Creative options are aplenty here as well; using a multi-sampling setup means you can have a hard hit trigger a different sample to a soft hit. Many sample libraries come with a few different hits of the one drum for this purpose. But in reality you can do whatever you like.

On synths, a fun thing to play around with is wave-shaping via velocity. For example, a soft hit triggering a muted sine wave sound, a harder hit triggering a more aggressive saw tooth wave.

Obviously you’re limited by the options your software or hardware has included here, but velocity is a pretty well explored sound modifier, digging around and doing some Googling will likely find you ways to do just about everything you can imagine.



Swing, by definition, is the practice of playing a set of notes with equal time values in unequal durations. For example, a string of notes in a bar will be played with one note hanging longer than the next: 1-2–34 rather than 1-2-3-4. There’s a huge variety of swing styles out there, much too much to get through here, but it’s well worth exploring to bring out more of a natural groove in your percussion and bass lines. Entire genres of music are defined by their swung beats and notes; much of house and hip-hop utilised early samplers and drum machines’ inbuilt swing functions to get their famous groove.
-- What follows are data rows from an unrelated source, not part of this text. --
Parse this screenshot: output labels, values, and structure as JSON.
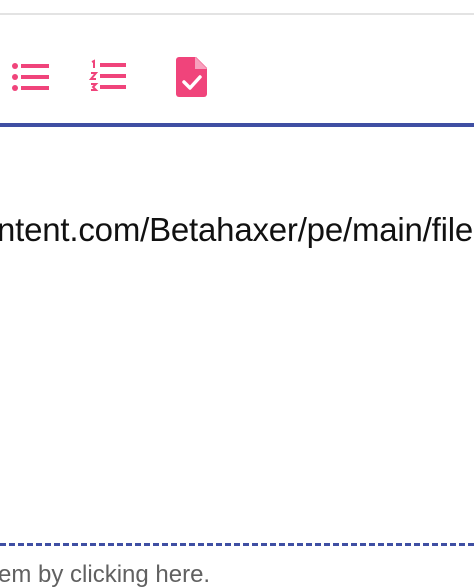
{
  "toolbar": {
    "buttons": [
      {
        "icon": "bullet-list-icon"
      },
      {
        "icon": "numbered-list-icon"
      },
      {
        "icon": "task-file-icon"
      }
    ],
    "icon_color": "#f0447b",
    "accent_color": "#3f4fa3"
  },
  "editor": {
    "text": "ntent.com/Betahaxer/pe/main/file"
  },
  "footer": {
    "hint": "em by clicking here."
  }
}
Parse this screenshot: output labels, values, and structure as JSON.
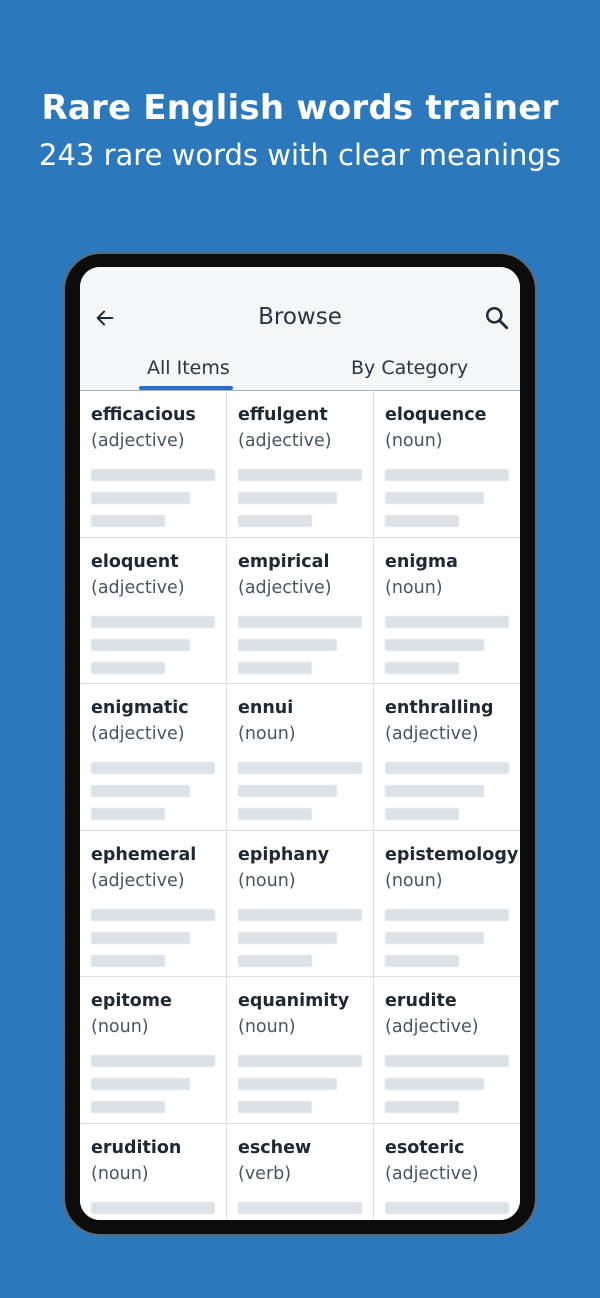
{
  "headline": {
    "title": "Rare English words trainer",
    "subtitle": "243 rare words with clear meanings"
  },
  "app_bar": {
    "title": "Browse",
    "back_icon": "arrow-left-icon",
    "search_icon": "search-icon"
  },
  "tabs": [
    {
      "label": "All Items",
      "selected": true
    },
    {
      "label": "By Category",
      "selected": false
    }
  ],
  "words": [
    {
      "word": "efficacious",
      "pos": "(adjective)"
    },
    {
      "word": "effulgent",
      "pos": "(adjective)"
    },
    {
      "word": "eloquence",
      "pos": "(noun)"
    },
    {
      "word": "eloquent",
      "pos": "(adjective)"
    },
    {
      "word": "empirical",
      "pos": "(adjective)"
    },
    {
      "word": "enigma",
      "pos": "(noun)"
    },
    {
      "word": "enigmatic",
      "pos": "(adjective)"
    },
    {
      "word": "ennui",
      "pos": "(noun)"
    },
    {
      "word": "enthralling",
      "pos": "(adjective)"
    },
    {
      "word": "ephemeral",
      "pos": "(adjective)"
    },
    {
      "word": "epiphany",
      "pos": "(noun)"
    },
    {
      "word": "epistemology",
      "pos": "(noun)"
    },
    {
      "word": "epitome",
      "pos": "(noun)"
    },
    {
      "word": "equanimity",
      "pos": "(noun)"
    },
    {
      "word": "erudite",
      "pos": "(adjective)"
    },
    {
      "word": "erudition",
      "pos": "(noun)"
    },
    {
      "word": "eschew",
      "pos": "(verb)"
    },
    {
      "word": "esoteric",
      "pos": "(adjective)"
    }
  ],
  "colors": {
    "background": "#2b79bc",
    "tab_indicator": "#2a6fc9",
    "placeholder_bar": "#dde2e7"
  }
}
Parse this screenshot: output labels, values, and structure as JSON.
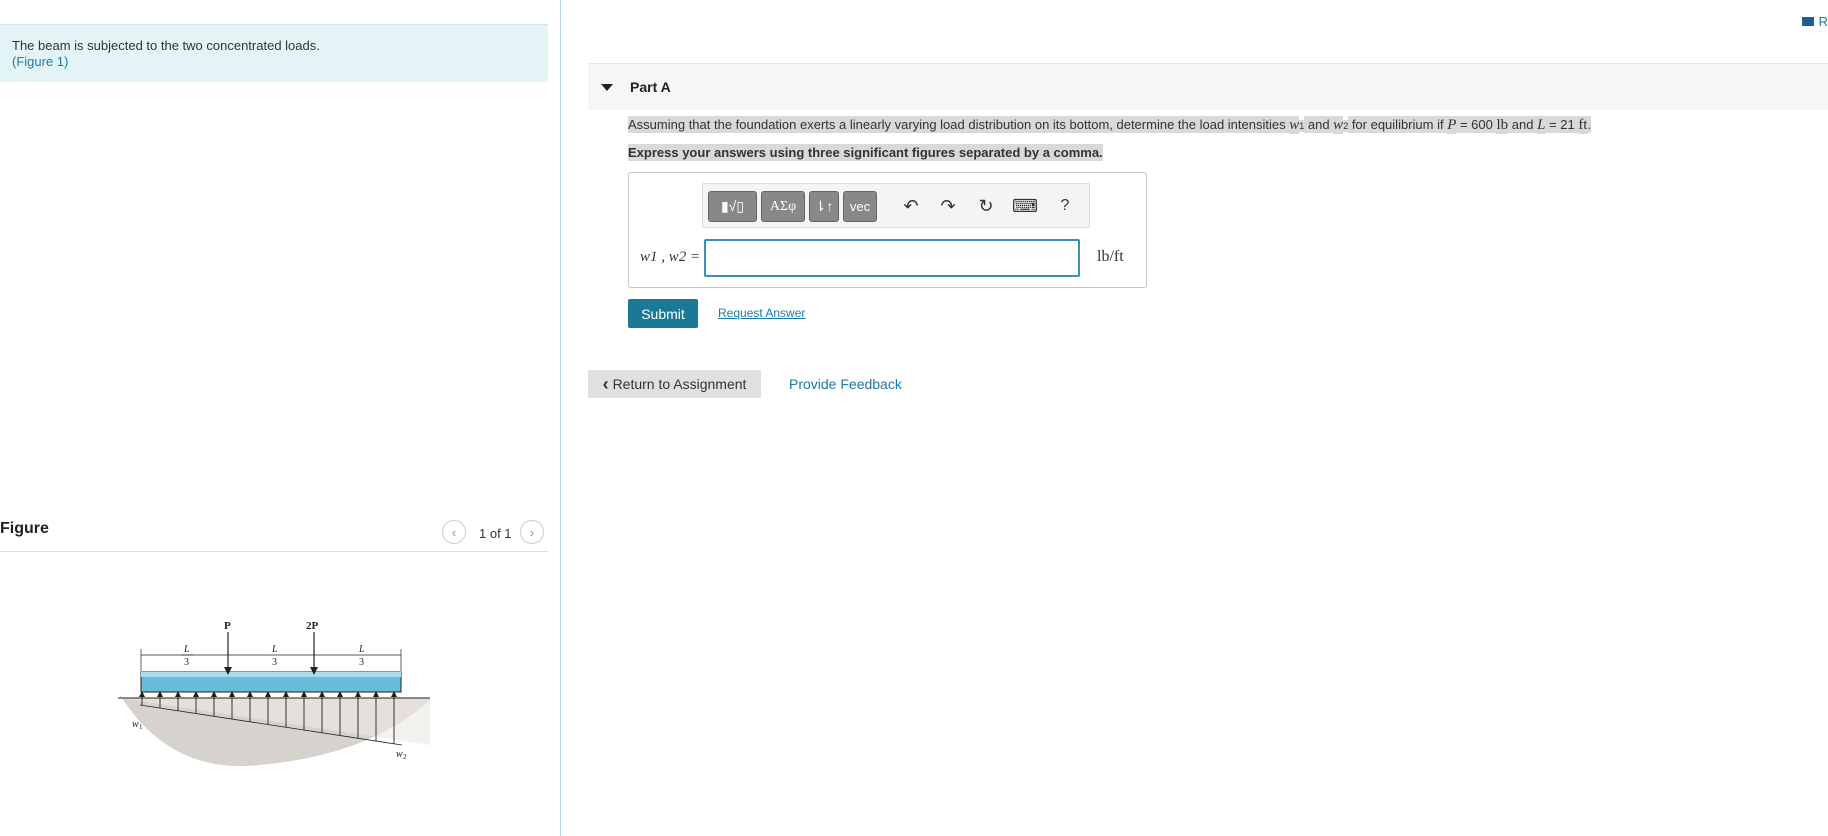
{
  "intro": {
    "text": "The beam is subjected to the two concentrated loads.",
    "link_open": "(",
    "link": "Figure 1",
    "link_close": ")"
  },
  "figure": {
    "title": "Figure",
    "pager": "1 of 1",
    "labels": {
      "p": "P",
      "p2": "2P",
      "l": "L",
      "three": "3",
      "w1": "w",
      "w1sub": "1",
      "w2": "w",
      "w2sub": "2"
    }
  },
  "right_edge": "R",
  "part": {
    "label": "Part A"
  },
  "question": {
    "t1": "Assuming that the foundation exerts a linearly varying load distribution on its bottom, determine the load intensities ",
    "w": "w",
    "sub1": "1",
    "t2": " and ",
    "sub2": "2",
    "t3": " for equilibrium if ",
    "p": "P",
    "t4": " = 600 ",
    "lb": "lb",
    "t5": " and ",
    "l": "L",
    "t6": " = 21 ",
    "ft": "ft",
    "t7": ".",
    "instruction": "Express your answers using three significant figures separated by a comma."
  },
  "answer": {
    "label": "w1 , w2 =",
    "value": "",
    "unit": "lb/ft",
    "toolbar": {
      "templates": "▮√▯",
      "greek": "ΑΣφ",
      "arrows": "⇂↑",
      "vec": "vec",
      "undo": "↶",
      "redo": "↷",
      "reset": "↻",
      "keyboard": "⌨",
      "help": "?"
    }
  },
  "buttons": {
    "submit": "Submit",
    "request": "Request Answer",
    "return": "Return to Assignment",
    "return_icon": "‹",
    "feedback": "Provide Feedback"
  },
  "icons": {
    "prev": "chevron-left-icon",
    "next": "chevron-right-icon",
    "collapse": "triangle-down-icon"
  },
  "colors": {
    "accent": "#1a7a96",
    "link": "#1a7aa8",
    "intro_bg": "#e4f4f6"
  }
}
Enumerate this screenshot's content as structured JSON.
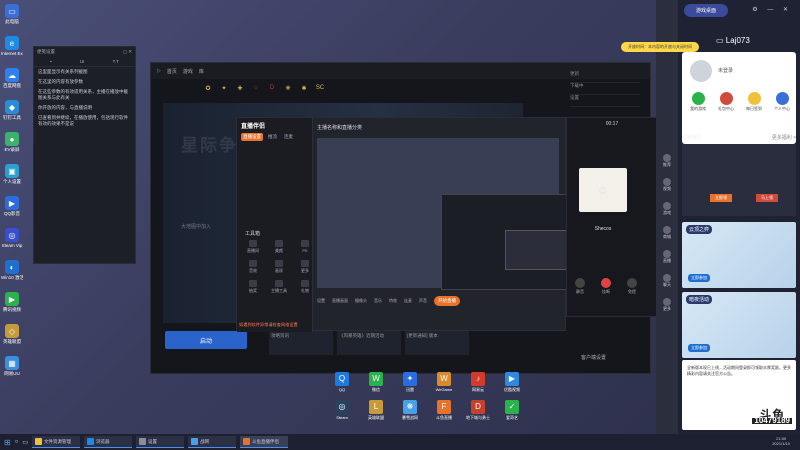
{
  "desktop_icons": [
    {
      "label": "此电脑",
      "color": "#3a6fd8",
      "glyph": "▭"
    },
    {
      "label": "Internet Explorer",
      "color": "#1e8ae6",
      "glyph": "e"
    },
    {
      "label": "百度网盘",
      "color": "#2f80ed",
      "glyph": "☁"
    },
    {
      "label": "钉钉工具",
      "color": "#2a8bd6",
      "glyph": "◆"
    },
    {
      "label": "EV录屏",
      "color": "#3bb36a",
      "glyph": "●"
    },
    {
      "label": "个人设置",
      "color": "#2a9fd0",
      "glyph": "▣"
    },
    {
      "label": "QQ影音",
      "color": "#2d6cdf",
      "glyph": "▶"
    },
    {
      "label": "Steam Vip",
      "color": "#3a4fd0",
      "glyph": "◎"
    },
    {
      "label": "Win10 激活",
      "color": "#1f6fd1",
      "glyph": "◐"
    },
    {
      "label": "腾讯视频",
      "color": "#2bb24c",
      "glyph": "▶"
    },
    {
      "label": "英雄联盟",
      "color": "#c39a3c",
      "glyph": "◇"
    },
    {
      "label": "网易UU",
      "color": "#3a8fe0",
      "glyph": "▦"
    }
  ],
  "notepad": {
    "title": "便笺设置",
    "tabs": [
      "•",
      "UI",
      "T.T"
    ],
    "lines": [
      "这里面显示有关系列截图",
      "在这里的内容有放参数",
      "在这些参数的有效适用关系，主播在播放中截图关系与此有关",
      "你开放的内容，与直播说明",
      "已查看到并继续，在播放使用，包括现行软件有效的效果不是说"
    ]
  },
  "game_launcher": {
    "nav": [
      "首页",
      "游戏",
      "库"
    ],
    "banner_title": "星际争霸",
    "start_label": "启动",
    "search_hint": "大地图中加入",
    "right_rows": [
      "更新",
      "下载中",
      "设置"
    ],
    "news": [
      "攻略资讯",
      "《风暴英雄》近期活动",
      "[更新通知] 版本"
    ],
    "bottom_link": "客户端设置"
  },
  "obs": {
    "logo": "直播伴侣",
    "tabs": [
      "直播设置",
      "推流",
      "连麦"
    ],
    "capture_title": "主播名称和直播分类",
    "tool_heading": "工具箱",
    "tools": [
      "直播间",
      "美颜",
      "PK",
      "音效",
      "画质",
      "更多",
      "抽奖",
      "主播工具",
      "礼物"
    ],
    "bottom_tools": [
      "设置",
      "直播画面",
      "摄像头",
      "音乐",
      "特效",
      "连麦",
      "声音"
    ],
    "live_button": "开始直播",
    "warning": "如遇到软件异常请检查网络设置"
  },
  "call_window": {
    "timer": "00:17",
    "name": "Shecos",
    "buttons": [
      "静音",
      "挂断",
      "免提"
    ]
  },
  "tray_apps": [
    {
      "label": "QQ",
      "color": "#1f7ae0",
      "glyph": "Q"
    },
    {
      "label": "微信",
      "color": "#2bb24c",
      "glyph": "W"
    },
    {
      "label": "迅雷",
      "color": "#2a6de0",
      "glyph": "✦"
    },
    {
      "label": "WeGame",
      "color": "#d98b2b",
      "glyph": "W"
    },
    {
      "label": "网易云",
      "color": "#d43a2a",
      "glyph": "♪"
    },
    {
      "label": "优酷视频",
      "color": "#2d8ae0",
      "glyph": "▶"
    },
    {
      "label": "Steam",
      "color": "#27415f",
      "glyph": "◎"
    },
    {
      "label": "英雄联盟",
      "color": "#c99b38",
      "glyph": "L"
    },
    {
      "label": "暴雪战网",
      "color": "#4aa0e8",
      "glyph": "❋"
    },
    {
      "label": "斗鱼直播",
      "color": "#e8722a",
      "glyph": "F"
    },
    {
      "label": "地下城与勇士",
      "color": "#c6402b",
      "glyph": "D"
    },
    {
      "label": "爱奇艺",
      "color": "#2bb24c",
      "glyph": "✓"
    }
  ],
  "right_sidebar": [
    "推荐",
    "视频",
    "游戏",
    "商城",
    "直播",
    "聊天",
    "更多"
  ],
  "right_panel": {
    "game_desk_label": "游戏桌面",
    "username": "Laj073",
    "tip": "开放时间：本内容的开放与关闭时间",
    "login_text": "未登录",
    "quick": [
      {
        "label": "我的游戏",
        "color": "#2bb24c"
      },
      {
        "label": "礼包中心",
        "color": "#d04b3a"
      },
      {
        "label": "每日签到",
        "color": "#f0c23a"
      },
      {
        "label": "个人中心",
        "color": "#3a6fd8"
      }
    ],
    "section_title": "福利专区",
    "section_more": "更多福利 >",
    "ad_labels": [
      "立即领",
      "马上领"
    ],
    "promos": [
      {
        "title": "云顶之弈",
        "button": "立即参加"
      },
      {
        "title": "暗夜活动",
        "button": "立即参加"
      }
    ],
    "announce": "全新版本现已上线，活动期间登录即可领取丰厚奖励，更多精彩内容请关注官方公告。",
    "watermark_big": "斗鱼",
    "watermark_num": "10479189"
  },
  "taskbar": {
    "items": [
      {
        "label": "文件资源管理",
        "color": "#f0c23a"
      },
      {
        "label": "浏览器",
        "color": "#1e8ae6"
      },
      {
        "label": "设置",
        "color": "#8a8e98"
      },
      {
        "label": "战网",
        "color": "#4aa0e8"
      },
      {
        "label": "斗鱼直播伴侣",
        "color": "#e8722a"
      }
    ],
    "time": "21:50",
    "date": "2021/1/10"
  }
}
Ableton Live has a pretty great feature that creates a swing setting based on an imported piece of audio, so if you really like the groove on a certain track, you can ask ableton to detect its groove and apply it to your own quantised drums. 



No human has 100% perfect timing, so programming in perfectly timed MIDI notes can often sound a bit robotic. Pushing your notes slightly out of their grid can add a more natural feel and your own natural swing. Your ears are the boss here, experiment with late kick drums and early snares for a bit of extra drama – some producers go as far as turning quantise off completely, relying only on their ears and natural rhythm. Many DAWs now have a great feature that will quantise your finger-drummed in rhythm only a certain percentage, tightening up the beat without sacrificing your natural swing completely.


Electronic music can have soul, though it may not come as naturally as a band playing traditional instruments. In the end it still comes from you, the musician. With some experimentation and practice you’ll have natural grooves in your productions in no time.